“…court records (documented)…a federal lawsuit filed earlier this year against the Four Seasons Hotel in Chicago. A woman, who stayed at the hotel in 2007, says she opened a shower door and suddenly “the force of an explosion” threw here “violently across the toilet” and caused her “serious injuries.” Pictures are filed with the lawsuit showing tiny particles of glass layered on the hotel bathroom and filling the toilet…”
Hotels need to be really vigilant about this problem…(says) a glass expert who may soon testify in three cases where guests were injured when their shower doors shattered… “The two main types of injuries are where their bodies get cut and the other ones are where they are walking out on glass and cutting their feet.”
Another couple posts video on Vimeo showing what allegedly happened to them during their Hawaiian honeymoon at the Ohana Hotel in Waikiki West. You can hear the water running from the shower, see his wife standing in the water, and feel her pain as she obviously had to find a way out through shattered glass all over the floor. The new groom, Lance Ogren, looks into his own home video camera and says, “I heard her start to open (the shower) and I heard a big crash.” Ogren tells CBS 11 news the hotel gave them an apology and a new room.
Meshulam says most shower doors have tempered glass which is heated and then cooled creating tension for durability. He demonstrated how hard it is to break slamming a hammer into a tempered glass shower door several times before it finally shatters. He says the door are considered safe because under stress they shatter into tiny pieces; however, he says there are several reasons why a shower door might explode.

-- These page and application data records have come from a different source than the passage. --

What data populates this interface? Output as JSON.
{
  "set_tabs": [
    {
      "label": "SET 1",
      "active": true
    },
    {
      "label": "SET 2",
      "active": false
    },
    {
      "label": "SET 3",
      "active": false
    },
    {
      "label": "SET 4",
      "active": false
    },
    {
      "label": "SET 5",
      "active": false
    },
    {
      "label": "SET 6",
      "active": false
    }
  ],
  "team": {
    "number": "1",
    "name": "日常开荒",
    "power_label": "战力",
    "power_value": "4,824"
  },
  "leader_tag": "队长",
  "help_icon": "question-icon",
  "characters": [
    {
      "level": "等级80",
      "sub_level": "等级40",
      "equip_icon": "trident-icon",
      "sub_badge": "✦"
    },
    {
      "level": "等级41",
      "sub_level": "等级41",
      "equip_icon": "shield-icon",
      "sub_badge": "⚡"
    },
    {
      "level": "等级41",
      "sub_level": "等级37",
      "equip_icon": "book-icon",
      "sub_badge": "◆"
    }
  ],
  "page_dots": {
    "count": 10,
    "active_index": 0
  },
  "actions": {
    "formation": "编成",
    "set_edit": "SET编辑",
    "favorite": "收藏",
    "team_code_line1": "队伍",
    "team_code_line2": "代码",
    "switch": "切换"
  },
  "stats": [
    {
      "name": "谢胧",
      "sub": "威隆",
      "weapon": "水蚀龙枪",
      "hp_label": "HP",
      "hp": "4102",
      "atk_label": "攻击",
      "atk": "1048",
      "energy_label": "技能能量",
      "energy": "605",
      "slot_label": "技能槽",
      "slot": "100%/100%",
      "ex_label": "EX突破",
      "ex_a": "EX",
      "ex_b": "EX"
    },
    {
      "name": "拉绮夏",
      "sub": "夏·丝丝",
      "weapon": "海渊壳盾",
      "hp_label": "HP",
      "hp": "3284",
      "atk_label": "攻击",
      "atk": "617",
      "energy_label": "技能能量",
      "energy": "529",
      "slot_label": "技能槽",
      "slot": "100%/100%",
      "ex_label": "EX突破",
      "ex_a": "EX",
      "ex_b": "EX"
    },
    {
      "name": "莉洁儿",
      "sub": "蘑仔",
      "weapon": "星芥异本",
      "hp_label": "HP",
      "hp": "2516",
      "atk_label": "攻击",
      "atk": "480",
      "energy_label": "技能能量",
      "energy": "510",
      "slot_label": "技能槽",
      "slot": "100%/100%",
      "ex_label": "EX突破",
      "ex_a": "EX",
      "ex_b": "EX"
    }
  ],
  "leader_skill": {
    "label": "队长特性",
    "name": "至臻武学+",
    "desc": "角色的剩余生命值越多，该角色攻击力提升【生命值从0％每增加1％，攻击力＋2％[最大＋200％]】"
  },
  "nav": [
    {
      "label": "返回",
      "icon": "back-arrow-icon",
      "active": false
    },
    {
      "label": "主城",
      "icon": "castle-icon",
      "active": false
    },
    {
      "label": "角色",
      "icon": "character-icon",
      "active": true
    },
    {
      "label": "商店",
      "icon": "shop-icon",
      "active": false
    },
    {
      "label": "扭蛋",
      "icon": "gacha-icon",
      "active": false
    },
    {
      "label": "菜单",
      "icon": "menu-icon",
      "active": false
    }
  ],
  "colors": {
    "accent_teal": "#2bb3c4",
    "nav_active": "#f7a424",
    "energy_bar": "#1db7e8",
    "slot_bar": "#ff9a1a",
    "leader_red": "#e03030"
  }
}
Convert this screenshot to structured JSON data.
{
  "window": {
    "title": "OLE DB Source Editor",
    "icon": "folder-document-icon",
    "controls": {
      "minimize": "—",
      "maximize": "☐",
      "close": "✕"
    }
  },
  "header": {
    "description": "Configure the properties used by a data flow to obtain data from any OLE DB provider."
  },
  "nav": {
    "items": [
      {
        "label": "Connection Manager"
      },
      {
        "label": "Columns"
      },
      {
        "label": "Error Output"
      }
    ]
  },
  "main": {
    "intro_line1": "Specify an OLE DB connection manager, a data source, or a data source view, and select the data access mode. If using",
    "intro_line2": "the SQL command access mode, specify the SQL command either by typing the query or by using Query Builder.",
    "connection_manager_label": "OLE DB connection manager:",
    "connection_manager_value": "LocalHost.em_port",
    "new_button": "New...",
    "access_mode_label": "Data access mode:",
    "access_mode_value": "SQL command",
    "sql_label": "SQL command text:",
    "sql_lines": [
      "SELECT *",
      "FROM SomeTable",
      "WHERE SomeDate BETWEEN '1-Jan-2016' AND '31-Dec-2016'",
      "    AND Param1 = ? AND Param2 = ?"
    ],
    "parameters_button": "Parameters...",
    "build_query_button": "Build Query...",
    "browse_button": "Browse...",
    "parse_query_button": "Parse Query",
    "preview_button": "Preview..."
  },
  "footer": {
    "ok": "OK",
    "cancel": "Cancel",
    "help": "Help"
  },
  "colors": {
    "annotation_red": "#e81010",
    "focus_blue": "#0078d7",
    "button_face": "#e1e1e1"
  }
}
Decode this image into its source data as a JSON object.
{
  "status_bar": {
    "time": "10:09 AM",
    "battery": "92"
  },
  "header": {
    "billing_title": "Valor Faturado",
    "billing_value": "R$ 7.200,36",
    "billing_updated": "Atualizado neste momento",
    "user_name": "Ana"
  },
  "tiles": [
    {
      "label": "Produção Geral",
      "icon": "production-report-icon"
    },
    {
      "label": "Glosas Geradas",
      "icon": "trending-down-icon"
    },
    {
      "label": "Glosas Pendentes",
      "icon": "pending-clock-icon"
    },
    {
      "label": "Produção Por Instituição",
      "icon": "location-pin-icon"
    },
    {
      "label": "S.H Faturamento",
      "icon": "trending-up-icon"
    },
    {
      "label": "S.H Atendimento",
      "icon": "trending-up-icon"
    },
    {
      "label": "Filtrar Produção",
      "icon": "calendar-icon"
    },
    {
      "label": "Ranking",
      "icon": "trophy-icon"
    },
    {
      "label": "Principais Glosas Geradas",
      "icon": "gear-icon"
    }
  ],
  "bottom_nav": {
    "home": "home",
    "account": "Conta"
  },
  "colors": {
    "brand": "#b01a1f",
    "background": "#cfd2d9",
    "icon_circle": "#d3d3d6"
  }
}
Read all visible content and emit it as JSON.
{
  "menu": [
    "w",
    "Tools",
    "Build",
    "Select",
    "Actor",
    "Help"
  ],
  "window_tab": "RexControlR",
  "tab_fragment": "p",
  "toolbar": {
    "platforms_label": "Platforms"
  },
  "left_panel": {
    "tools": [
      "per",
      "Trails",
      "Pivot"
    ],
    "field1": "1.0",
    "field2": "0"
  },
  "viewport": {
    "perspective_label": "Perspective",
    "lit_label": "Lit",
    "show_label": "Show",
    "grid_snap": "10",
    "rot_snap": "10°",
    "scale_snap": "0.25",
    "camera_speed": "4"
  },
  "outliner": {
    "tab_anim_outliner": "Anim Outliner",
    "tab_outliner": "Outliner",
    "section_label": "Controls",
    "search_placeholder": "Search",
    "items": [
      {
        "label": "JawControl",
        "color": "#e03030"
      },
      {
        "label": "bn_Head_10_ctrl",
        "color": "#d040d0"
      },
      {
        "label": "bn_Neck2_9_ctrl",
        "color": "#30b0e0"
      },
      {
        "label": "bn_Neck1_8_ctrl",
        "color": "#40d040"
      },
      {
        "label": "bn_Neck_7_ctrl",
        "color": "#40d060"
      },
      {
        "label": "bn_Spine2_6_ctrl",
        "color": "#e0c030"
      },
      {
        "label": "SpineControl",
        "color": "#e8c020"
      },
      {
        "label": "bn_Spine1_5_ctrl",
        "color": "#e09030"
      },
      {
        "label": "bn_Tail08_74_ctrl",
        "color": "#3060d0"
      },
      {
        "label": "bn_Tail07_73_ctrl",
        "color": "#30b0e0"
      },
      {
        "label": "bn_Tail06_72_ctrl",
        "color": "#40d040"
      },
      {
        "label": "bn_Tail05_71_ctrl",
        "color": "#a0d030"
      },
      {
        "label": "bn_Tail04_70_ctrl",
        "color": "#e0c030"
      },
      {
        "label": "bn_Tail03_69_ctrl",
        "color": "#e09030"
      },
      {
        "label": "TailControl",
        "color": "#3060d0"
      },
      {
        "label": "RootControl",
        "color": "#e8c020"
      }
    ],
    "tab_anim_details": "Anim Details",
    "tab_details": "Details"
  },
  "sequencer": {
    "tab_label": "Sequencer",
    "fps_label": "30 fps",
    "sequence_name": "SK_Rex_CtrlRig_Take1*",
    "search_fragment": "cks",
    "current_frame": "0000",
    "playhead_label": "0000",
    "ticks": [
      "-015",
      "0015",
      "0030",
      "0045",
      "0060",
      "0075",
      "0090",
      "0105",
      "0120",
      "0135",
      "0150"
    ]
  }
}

One is a small crack, like the one in your windshield, that just slowly grows out like a spider web. “When it hits a certain part of the glass where all those internal tensions are residing then everything blows up.” He also says towel bars might not be installed properly. Or, doors may not slide on the tracks correctly. These can cause pressure over time. Finally, there could be a problem during the manufacturing process if a microscopic grain of nickel sulfide gets trapped inside the glass. This manufacturing defect is a “ticking time bomb.”